For the Castro regime, it would be very expedient to have an ineffective or a docile PEN Cuba. Admitting it as a “non-governmental” entity, they would have another kind of UNEAC, and one that would be much more exploitable internationally. And, since President Arrufat and Secretary Montero have already been tapped, the way is blocked for any rebellious volunteers to try to found another branch of PEN Havana.
The above are questions and speculations. It remains to be seen what Arrufat and Montero will do, although some of this can already be discerned by examining the condolence note sent by both.
Sent to a list of addresses from Arrufat's private email account, the note does not contain any request for publication and, as far as I know, no attempt was made to publish it in any medium. We can assume that it would have been spurned by the official press, but, did Arrufat and Montero at least try? And, since they run a non-governmental organization, why did they not try to publish it in the island's independent press, or in that of the community of Cuban exiles?
Nor was it publicized anywhere on the Web: there is no doubt that it is a public letter that is not very public. And, judging by its text, it is a public letter that is not very public, from an organization that, if non-governmental, is barely so.
Arrufat and Montero did not react immediately to Miguel Mejides' death, allowing more than a week to pass. What seems to have spurred them to draft their letter of condolences was the death of Rafael Alcides, and the official silence surrounding it. Since the official media published news of Mejides' death, but remained silent about Alcides, the occasion lent itself to PEN Cuba taking a stand against political censorship.
There is no reference in the PEN Cuba letter, however, to the uneven coverage of the authors' passings. Those who were able to read it had to read between the lines and intuit that, by mentioning Mejides and Alcides together, they were condemning the discrimination against the latter. The condemnation was not explicit, but had to be deciphered amidst the allegorical and ambiguous forms of expression so common in Cuba. The signers of the letter counted on their readers' complicity, so as not to provoke the authorities.
Virgilio López Lemus was more daring when he wrote of Alcides, in an official publication: "He had the right to renounce whatever he wanted, we have no right to renounce him and his beautiful body of work." His obituary, which appeared in Cubaliteraria, was one of the two published by the regime's press. The other, appearing days later in La Jiribilla, contained a text published by Roberto Manzano on Facebook. (Cubaliteraria and La Jiribilla are means directed abroad, with few readers on the island.)
Speaking of the subject, Arrufat and Montero were obligated to denounce the censorship that had been practiced.
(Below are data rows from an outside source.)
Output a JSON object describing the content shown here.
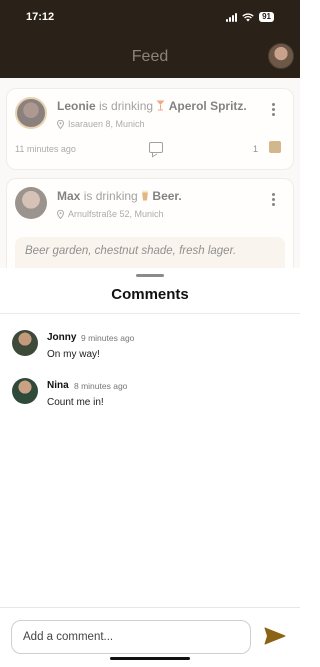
{
  "status_bar": {
    "time": "17:12",
    "battery": "91"
  },
  "app_bar": {
    "title": "Feed"
  },
  "feed": {
    "posts": [
      {
        "user": "Leonie",
        "verb": "is drinking",
        "drink": "Aperol Spritz.",
        "location": "Isarauen 8, Munich",
        "time": "11 minutes ago",
        "likes": "1"
      },
      {
        "user": "Max",
        "verb": "is drinking",
        "drink": "Beer.",
        "location": "Arnulfstraße 52, Munich",
        "quote": "Beer garden, chestnut shade, fresh lager."
      }
    ]
  },
  "comments_sheet": {
    "title": "Comments",
    "comments": [
      {
        "name": "Jonny",
        "time": "9 minutes ago",
        "text": "On my way!"
      },
      {
        "name": "Nina",
        "time": "8 minutes ago",
        "text": "Count me in!"
      }
    ],
    "input_placeholder": "Add a comment..."
  },
  "colors": {
    "header_bg": "#2a2119",
    "accent": "#8a6414"
  },
  "icons": [
    "location-pin-icon",
    "comment-icon",
    "beer-mug-icon",
    "more-vert-icon",
    "send-icon",
    "cocktail-icon",
    "beer-icon"
  ]
}
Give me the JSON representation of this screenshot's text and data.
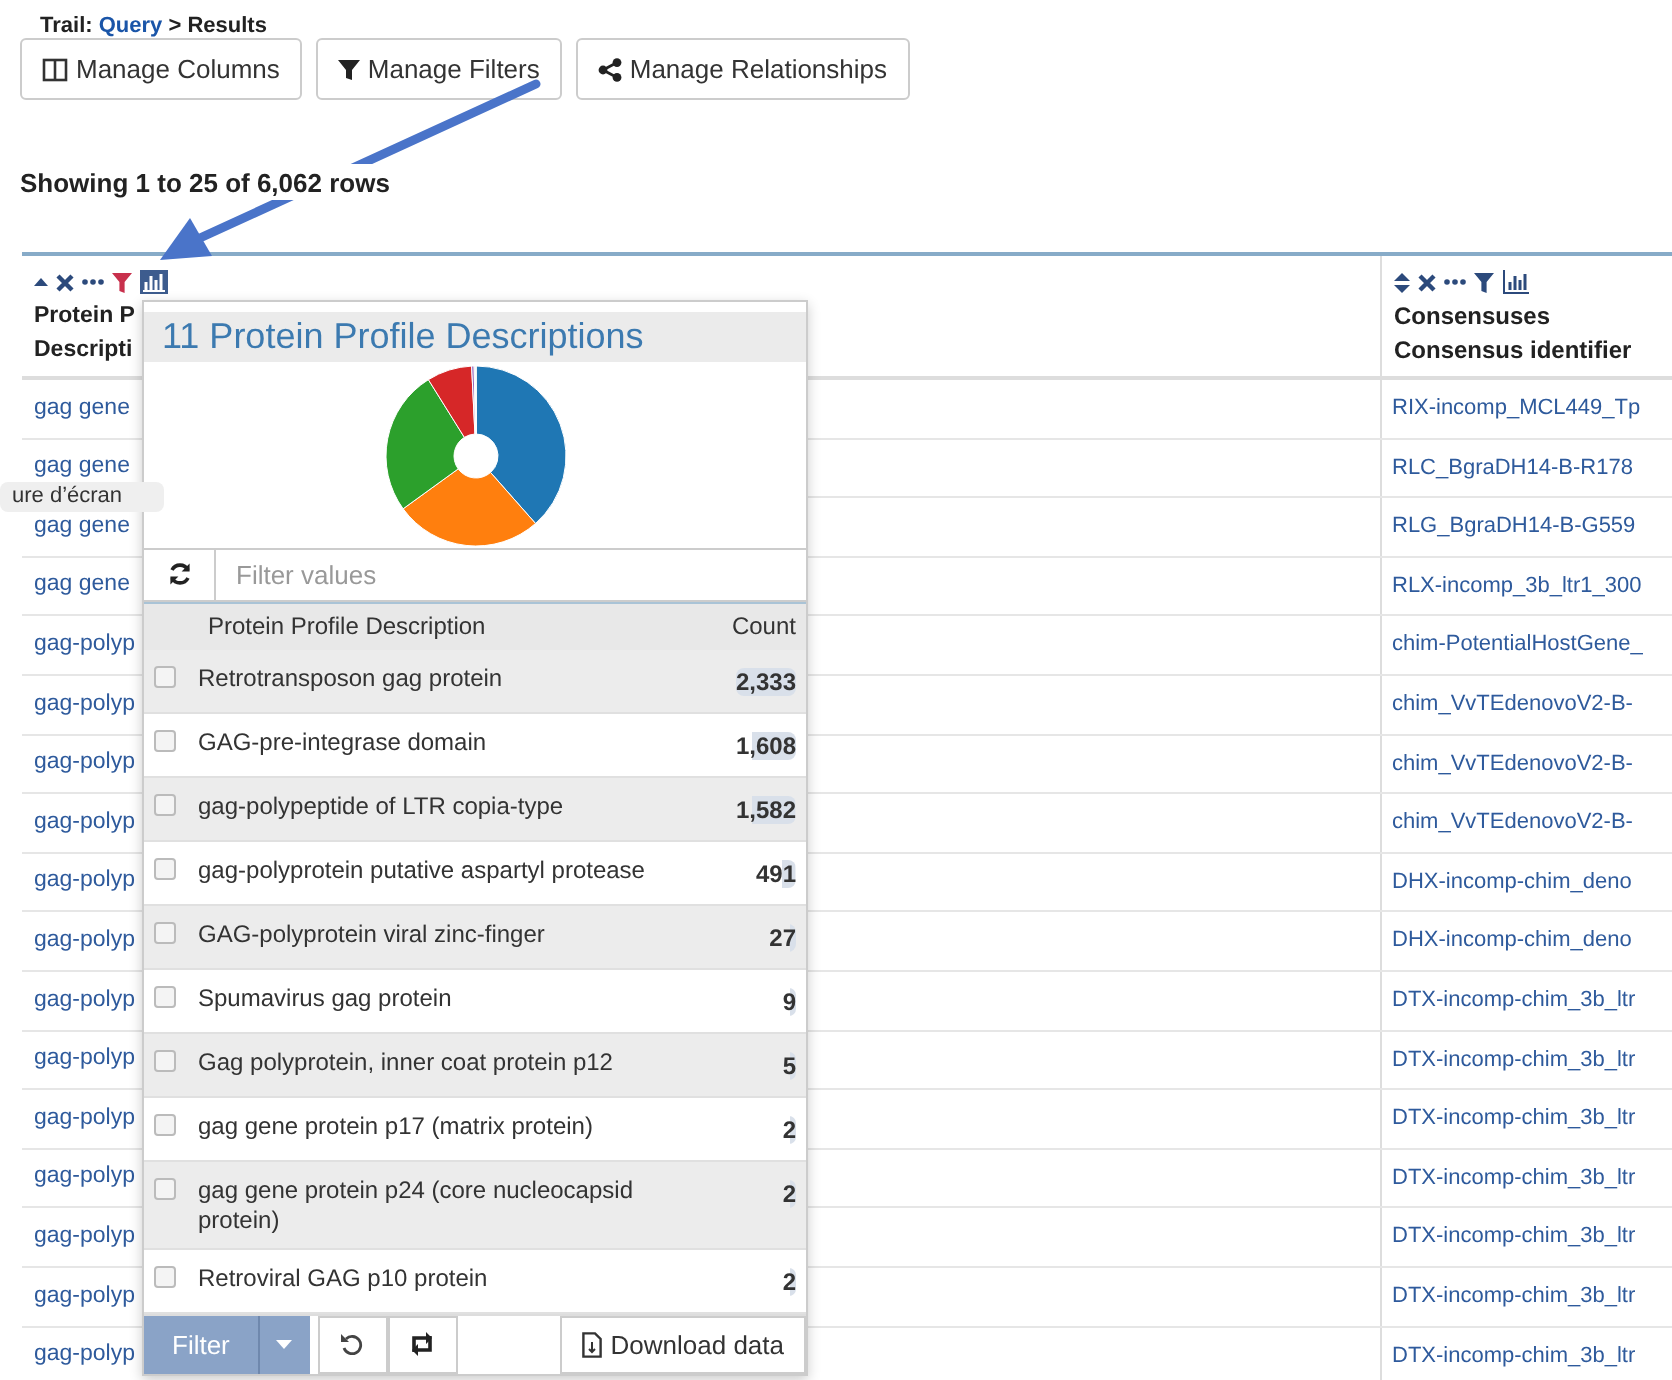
{
  "breadcrumb": {
    "label": "Trail:",
    "link": "Query",
    "separator": ">",
    "current": "Results"
  },
  "toolbar": [
    {
      "label": "Manage Columns"
    },
    {
      "label": "Manage Filters"
    },
    {
      "label": "Manage Relationships"
    }
  ],
  "summary": "Showing 1 to 25 of 6,062 rows",
  "table": {
    "columns": [
      {
        "title": "Protein P",
        "subtitle": "Descripti",
        "filtered": true,
        "chart_open": true
      },
      {
        "title": "Consensuses",
        "subtitle": "Consensus identifier",
        "filtered": false,
        "chart_open": false
      }
    ],
    "rows": [
      [
        "gag gene",
        "RIX-incomp_MCL449_Tp"
      ],
      [
        "gag gene",
        "RLC_BgraDH14-B-R178"
      ],
      [
        "gag gene",
        "RLG_BgraDH14-B-G559"
      ],
      [
        "gag gene",
        "RLX-incomp_3b_ltr1_300"
      ],
      [
        "gag-polyp",
        "chim-PotentialHostGene_"
      ],
      [
        "gag-polyp",
        "chim_VvTEdenovoV2-B-"
      ],
      [
        "gag-polyp",
        "chim_VvTEdenovoV2-B-"
      ],
      [
        "gag-polyp",
        "chim_VvTEdenovoV2-B-"
      ],
      [
        "gag-polyp",
        "DHX-incomp-chim_deno"
      ],
      [
        "gag-polyp",
        "DHX-incomp-chim_deno"
      ],
      [
        "gag-polyp",
        "DTX-incomp-chim_3b_ltr"
      ],
      [
        "gag-polyp",
        "DTX-incomp-chim_3b_ltr"
      ],
      [
        "gag-polyp",
        "DTX-incomp-chim_3b_ltr"
      ],
      [
        "gag-polyp",
        "DTX-incomp-chim_3b_ltr"
      ],
      [
        "gag-polyp",
        "DTX-incomp-chim_3b_ltr"
      ],
      [
        "gag-polyp",
        "DTX-incomp-chim_3b_ltr"
      ],
      [
        "gag-polyp",
        "DTX-incomp-chim_3b_ltr"
      ]
    ]
  },
  "tooltip": "ure d’écran",
  "popup": {
    "title": "11 Protein Profile Descriptions",
    "filter_placeholder": "Filter values",
    "columns": [
      "Protein Profile Description",
      "Count"
    ],
    "items": [
      {
        "label": "Retrotransposon gag protein",
        "count": "2,333",
        "checked": false
      },
      {
        "label": "GAG-pre-integrase domain",
        "count": "1,608",
        "checked": false
      },
      {
        "label": "gag-polypeptide of LTR copia-type",
        "count": "1,582",
        "checked": false
      },
      {
        "label": "gag-polyprotein putative aspartyl protease",
        "count": "491",
        "checked": false
      },
      {
        "label": "GAG-polyprotein viral zinc-finger",
        "count": "27",
        "checked": false
      },
      {
        "label": "Spumavirus gag protein",
        "count": "9",
        "checked": false
      },
      {
        "label": "Gag polyprotein, inner coat protein p12",
        "count": "5",
        "checked": false
      },
      {
        "label": "gag gene protein p17 (matrix protein)",
        "count": "2",
        "checked": false
      },
      {
        "label": "gag gene protein p24 (core nucleocapsid protein)",
        "count": "2",
        "checked": false
      },
      {
        "label": "Retroviral GAG p10 protein",
        "count": "2",
        "checked": false
      }
    ],
    "filter_button": {
      "label": "Filter",
      "disabled": true
    },
    "download_button": "Download data"
  }
}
And it is not that Rafael Alcides, who resigned his UNEAC membership and rejected the National Literature Prize, needed to be mentioned in Granma at the time of his death, but rather that the readers who read him with such fervor (that with which, in the 80s, I saw so many read As Grateful As a Dog) should know that the poet has died.
It is mainly a right of Cuban readers, a right to memory, and it is for violations like this, and even worse, that a PEN should exist in Cuba.
If Arrufat and Montero did not feel the obligation to speak out openly on the subject, they demonstrate how incapable they are to champion the defense of the rights of a group that, also including readers, transcends the union itself. But if, conscious of their duty, they decided to keep a low profile, and expressly themselves mutedly, and engage in – now as president and secretary general of an NGO – even more dissimulation, the least caustic thing that could be said of both is that they combined their efforts as dramatists to produce a new farce that favors them.